■ WHAT TO WORK ON ■
Report back each line of the records that contains the string "time".

■ DATA SUPPLIED ■
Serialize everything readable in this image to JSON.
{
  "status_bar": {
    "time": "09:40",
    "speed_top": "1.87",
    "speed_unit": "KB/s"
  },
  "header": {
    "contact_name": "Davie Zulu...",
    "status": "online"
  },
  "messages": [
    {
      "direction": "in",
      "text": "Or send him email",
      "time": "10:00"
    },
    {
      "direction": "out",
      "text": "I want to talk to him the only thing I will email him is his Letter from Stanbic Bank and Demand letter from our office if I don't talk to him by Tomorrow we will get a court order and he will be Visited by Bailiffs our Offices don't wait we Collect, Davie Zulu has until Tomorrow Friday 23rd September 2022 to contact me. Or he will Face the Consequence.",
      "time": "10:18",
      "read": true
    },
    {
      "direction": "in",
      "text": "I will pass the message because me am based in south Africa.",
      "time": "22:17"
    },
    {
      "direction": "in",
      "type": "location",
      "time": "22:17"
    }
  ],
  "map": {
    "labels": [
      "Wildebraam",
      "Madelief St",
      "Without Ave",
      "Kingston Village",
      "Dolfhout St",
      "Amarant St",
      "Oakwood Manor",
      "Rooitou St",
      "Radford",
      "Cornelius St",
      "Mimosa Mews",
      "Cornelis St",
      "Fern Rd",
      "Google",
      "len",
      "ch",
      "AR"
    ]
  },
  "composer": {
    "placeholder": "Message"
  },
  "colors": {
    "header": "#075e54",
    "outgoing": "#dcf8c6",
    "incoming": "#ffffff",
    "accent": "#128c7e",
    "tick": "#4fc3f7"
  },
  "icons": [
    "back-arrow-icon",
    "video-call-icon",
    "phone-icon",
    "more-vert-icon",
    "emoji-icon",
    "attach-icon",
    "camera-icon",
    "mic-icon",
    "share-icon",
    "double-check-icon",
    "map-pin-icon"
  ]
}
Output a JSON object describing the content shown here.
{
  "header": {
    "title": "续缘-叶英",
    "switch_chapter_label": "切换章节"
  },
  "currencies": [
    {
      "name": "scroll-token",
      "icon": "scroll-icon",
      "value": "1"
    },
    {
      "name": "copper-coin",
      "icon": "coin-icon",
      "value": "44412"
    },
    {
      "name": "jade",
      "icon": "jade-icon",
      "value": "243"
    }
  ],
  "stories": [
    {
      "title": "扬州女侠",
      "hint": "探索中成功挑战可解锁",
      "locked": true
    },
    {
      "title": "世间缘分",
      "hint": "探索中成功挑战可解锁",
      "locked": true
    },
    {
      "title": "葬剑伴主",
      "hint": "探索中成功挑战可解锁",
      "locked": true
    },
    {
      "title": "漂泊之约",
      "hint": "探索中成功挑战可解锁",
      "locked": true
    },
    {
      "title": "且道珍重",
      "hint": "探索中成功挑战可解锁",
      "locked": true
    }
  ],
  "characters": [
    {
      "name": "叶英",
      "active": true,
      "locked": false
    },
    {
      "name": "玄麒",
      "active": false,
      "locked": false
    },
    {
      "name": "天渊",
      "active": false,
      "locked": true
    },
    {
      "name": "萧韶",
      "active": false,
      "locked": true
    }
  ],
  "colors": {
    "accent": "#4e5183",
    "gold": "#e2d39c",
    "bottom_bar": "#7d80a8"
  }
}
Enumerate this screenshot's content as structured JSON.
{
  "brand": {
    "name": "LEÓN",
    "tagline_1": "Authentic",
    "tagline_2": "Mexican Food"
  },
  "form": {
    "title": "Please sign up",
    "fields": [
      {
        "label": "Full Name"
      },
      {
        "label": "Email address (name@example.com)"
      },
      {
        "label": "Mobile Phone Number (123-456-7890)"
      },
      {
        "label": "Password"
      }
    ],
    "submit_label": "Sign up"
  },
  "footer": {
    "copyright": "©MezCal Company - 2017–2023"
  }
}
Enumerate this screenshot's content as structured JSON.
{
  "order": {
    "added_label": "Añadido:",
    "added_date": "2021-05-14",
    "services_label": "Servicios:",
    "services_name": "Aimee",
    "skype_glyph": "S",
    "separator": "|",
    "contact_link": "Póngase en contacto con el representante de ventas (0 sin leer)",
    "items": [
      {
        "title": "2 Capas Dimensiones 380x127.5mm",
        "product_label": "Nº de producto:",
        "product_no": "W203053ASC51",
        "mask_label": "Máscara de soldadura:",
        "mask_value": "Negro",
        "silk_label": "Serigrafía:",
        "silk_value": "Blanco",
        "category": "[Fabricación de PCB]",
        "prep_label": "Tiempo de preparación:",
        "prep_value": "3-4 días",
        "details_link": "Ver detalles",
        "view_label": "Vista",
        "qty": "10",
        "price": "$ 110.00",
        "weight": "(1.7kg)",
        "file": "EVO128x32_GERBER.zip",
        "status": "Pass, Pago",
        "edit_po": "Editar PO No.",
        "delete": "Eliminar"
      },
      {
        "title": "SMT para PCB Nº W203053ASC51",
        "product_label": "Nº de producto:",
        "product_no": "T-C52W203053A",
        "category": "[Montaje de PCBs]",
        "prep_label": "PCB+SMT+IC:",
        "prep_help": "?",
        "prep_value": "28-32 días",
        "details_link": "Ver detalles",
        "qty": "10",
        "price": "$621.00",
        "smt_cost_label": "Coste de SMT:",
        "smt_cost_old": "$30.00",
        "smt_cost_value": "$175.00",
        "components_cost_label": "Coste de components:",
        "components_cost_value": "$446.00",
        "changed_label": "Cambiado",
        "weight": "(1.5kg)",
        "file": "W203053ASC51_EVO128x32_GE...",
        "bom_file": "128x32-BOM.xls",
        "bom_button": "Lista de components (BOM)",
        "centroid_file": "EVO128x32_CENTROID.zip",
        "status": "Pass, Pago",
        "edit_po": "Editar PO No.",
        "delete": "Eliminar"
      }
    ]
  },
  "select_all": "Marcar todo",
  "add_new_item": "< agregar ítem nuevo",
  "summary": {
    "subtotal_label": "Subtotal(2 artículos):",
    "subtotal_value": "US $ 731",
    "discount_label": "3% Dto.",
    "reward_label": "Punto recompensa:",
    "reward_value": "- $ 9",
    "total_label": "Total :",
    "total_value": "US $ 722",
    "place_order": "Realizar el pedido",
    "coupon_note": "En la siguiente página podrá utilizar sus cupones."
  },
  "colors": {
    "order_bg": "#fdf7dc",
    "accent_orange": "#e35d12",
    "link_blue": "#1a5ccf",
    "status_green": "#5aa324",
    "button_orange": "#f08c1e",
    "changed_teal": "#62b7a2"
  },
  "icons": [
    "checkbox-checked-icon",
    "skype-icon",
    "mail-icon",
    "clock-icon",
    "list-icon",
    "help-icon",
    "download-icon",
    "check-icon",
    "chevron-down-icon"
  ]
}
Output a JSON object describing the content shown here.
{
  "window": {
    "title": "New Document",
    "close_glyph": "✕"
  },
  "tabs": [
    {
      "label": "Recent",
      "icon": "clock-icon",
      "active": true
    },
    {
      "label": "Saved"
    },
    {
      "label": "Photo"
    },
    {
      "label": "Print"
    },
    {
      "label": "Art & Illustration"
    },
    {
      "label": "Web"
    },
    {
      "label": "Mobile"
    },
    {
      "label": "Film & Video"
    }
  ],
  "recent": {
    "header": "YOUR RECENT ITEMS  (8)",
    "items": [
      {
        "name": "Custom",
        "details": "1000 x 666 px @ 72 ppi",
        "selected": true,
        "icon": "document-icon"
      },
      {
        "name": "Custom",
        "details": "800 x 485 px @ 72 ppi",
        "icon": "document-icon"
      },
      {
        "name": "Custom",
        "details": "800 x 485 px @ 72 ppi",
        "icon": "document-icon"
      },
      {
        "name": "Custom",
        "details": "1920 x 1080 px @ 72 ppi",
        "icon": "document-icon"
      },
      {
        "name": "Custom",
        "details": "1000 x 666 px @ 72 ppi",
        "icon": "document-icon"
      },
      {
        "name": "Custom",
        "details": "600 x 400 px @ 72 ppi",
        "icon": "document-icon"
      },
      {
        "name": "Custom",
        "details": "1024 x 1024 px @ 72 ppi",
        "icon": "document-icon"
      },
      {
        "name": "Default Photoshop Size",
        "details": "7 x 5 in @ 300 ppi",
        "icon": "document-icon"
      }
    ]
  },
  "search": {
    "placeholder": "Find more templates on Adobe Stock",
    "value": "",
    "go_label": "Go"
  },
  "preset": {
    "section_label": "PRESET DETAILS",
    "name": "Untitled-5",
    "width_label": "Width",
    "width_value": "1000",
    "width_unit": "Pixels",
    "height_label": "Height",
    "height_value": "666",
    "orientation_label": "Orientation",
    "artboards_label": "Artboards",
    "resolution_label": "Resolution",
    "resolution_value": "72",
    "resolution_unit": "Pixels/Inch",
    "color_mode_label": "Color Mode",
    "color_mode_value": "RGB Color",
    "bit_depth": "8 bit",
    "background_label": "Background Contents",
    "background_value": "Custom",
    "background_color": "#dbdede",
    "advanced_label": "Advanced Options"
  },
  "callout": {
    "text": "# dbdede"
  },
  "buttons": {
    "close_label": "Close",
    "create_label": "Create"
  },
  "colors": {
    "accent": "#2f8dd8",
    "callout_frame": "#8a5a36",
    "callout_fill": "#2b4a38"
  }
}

■ RESPONSE TO THE TASK ■
    "time": "09:40",
      "time": "10:00"
      "time": "10:18",
      "time": "22:17"
      "time": "22:17"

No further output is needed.